EXTRACTED ENTRIES:
══════════

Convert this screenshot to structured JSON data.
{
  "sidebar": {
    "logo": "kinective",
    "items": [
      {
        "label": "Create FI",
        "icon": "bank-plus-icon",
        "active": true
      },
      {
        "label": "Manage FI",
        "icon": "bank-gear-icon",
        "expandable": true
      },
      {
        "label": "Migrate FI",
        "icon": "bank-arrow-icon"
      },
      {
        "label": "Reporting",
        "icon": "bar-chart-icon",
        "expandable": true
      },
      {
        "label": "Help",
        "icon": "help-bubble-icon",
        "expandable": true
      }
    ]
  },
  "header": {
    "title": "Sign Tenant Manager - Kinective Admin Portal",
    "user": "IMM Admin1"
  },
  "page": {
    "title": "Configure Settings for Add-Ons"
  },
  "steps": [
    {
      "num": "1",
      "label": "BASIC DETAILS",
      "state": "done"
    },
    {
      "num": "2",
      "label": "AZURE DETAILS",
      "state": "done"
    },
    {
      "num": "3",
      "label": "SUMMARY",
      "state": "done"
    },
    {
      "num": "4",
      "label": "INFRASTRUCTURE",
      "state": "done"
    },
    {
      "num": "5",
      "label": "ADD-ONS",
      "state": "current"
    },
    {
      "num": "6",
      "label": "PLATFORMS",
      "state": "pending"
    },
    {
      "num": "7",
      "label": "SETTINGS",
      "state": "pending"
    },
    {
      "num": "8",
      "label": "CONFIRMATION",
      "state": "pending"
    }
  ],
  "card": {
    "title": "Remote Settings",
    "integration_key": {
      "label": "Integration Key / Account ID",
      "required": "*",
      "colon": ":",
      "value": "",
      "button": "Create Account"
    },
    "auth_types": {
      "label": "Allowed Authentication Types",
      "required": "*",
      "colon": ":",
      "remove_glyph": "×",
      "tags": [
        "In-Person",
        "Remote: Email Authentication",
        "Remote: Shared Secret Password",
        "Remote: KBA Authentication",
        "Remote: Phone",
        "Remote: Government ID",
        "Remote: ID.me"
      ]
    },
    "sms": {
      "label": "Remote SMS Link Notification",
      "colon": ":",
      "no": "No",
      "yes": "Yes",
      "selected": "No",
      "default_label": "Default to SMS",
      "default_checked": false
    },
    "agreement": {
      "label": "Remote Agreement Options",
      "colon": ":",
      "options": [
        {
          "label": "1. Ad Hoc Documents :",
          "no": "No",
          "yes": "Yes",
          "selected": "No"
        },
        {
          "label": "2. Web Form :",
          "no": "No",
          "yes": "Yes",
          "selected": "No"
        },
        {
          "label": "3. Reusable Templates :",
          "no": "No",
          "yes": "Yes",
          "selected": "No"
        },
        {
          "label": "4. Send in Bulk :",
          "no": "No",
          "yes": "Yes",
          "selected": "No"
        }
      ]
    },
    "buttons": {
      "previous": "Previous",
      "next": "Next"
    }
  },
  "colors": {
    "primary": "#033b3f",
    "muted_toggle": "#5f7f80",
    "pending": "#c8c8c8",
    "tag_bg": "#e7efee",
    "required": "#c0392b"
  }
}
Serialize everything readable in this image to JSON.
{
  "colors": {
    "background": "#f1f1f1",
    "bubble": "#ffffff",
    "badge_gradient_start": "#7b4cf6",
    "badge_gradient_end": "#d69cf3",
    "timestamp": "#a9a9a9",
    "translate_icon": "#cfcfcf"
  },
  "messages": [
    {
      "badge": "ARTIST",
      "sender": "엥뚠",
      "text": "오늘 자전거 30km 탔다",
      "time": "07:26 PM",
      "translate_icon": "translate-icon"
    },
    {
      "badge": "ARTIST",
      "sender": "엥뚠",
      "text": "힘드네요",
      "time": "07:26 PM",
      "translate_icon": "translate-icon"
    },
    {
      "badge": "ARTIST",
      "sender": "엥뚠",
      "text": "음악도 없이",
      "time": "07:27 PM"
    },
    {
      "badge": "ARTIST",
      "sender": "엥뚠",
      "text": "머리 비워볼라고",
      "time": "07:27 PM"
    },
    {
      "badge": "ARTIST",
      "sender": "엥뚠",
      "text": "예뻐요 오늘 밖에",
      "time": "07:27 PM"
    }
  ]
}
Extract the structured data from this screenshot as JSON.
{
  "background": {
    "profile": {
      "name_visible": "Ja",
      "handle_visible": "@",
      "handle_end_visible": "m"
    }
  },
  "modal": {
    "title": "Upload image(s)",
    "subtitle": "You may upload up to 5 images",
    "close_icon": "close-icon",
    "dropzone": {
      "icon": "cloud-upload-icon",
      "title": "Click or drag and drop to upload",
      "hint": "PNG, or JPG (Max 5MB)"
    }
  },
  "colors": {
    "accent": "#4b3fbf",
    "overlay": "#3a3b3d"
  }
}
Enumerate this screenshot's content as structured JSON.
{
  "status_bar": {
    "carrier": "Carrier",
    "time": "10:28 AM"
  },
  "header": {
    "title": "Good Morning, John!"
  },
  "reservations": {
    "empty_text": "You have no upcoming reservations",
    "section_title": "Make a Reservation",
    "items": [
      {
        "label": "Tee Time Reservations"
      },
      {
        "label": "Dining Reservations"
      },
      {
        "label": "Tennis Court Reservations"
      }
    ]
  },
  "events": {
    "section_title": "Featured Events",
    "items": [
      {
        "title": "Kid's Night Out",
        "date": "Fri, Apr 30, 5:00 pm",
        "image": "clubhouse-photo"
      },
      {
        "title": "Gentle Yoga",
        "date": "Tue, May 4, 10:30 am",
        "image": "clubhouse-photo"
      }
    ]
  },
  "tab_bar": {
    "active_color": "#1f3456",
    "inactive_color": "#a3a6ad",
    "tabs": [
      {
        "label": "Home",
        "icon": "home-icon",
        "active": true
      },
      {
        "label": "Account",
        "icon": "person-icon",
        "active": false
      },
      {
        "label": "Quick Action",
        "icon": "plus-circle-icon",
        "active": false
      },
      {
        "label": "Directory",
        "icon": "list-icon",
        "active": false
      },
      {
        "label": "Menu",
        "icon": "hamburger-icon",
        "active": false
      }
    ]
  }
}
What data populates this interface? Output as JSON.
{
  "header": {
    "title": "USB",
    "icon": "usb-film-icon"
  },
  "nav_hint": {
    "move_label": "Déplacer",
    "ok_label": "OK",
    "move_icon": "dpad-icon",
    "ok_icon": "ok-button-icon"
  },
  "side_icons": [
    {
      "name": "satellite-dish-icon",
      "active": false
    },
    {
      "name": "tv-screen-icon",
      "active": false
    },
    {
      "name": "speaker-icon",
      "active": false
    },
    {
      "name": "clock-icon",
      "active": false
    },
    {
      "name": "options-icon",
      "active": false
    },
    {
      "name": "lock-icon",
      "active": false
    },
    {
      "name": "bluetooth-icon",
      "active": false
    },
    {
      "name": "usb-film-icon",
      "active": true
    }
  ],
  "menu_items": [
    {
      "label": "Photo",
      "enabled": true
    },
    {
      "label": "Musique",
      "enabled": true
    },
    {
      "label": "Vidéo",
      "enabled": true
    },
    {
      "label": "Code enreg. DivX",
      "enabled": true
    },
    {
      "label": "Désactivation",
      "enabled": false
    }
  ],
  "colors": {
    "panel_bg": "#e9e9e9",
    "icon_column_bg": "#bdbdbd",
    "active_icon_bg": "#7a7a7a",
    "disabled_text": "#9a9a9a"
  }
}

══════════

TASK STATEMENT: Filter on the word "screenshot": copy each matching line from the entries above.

COMPLETED EXERCISE:
Convert this screenshot to structured JSON data.
Extract the structured data from this screenshot as JSON.
Enumerate this screenshot's content as structured JSON.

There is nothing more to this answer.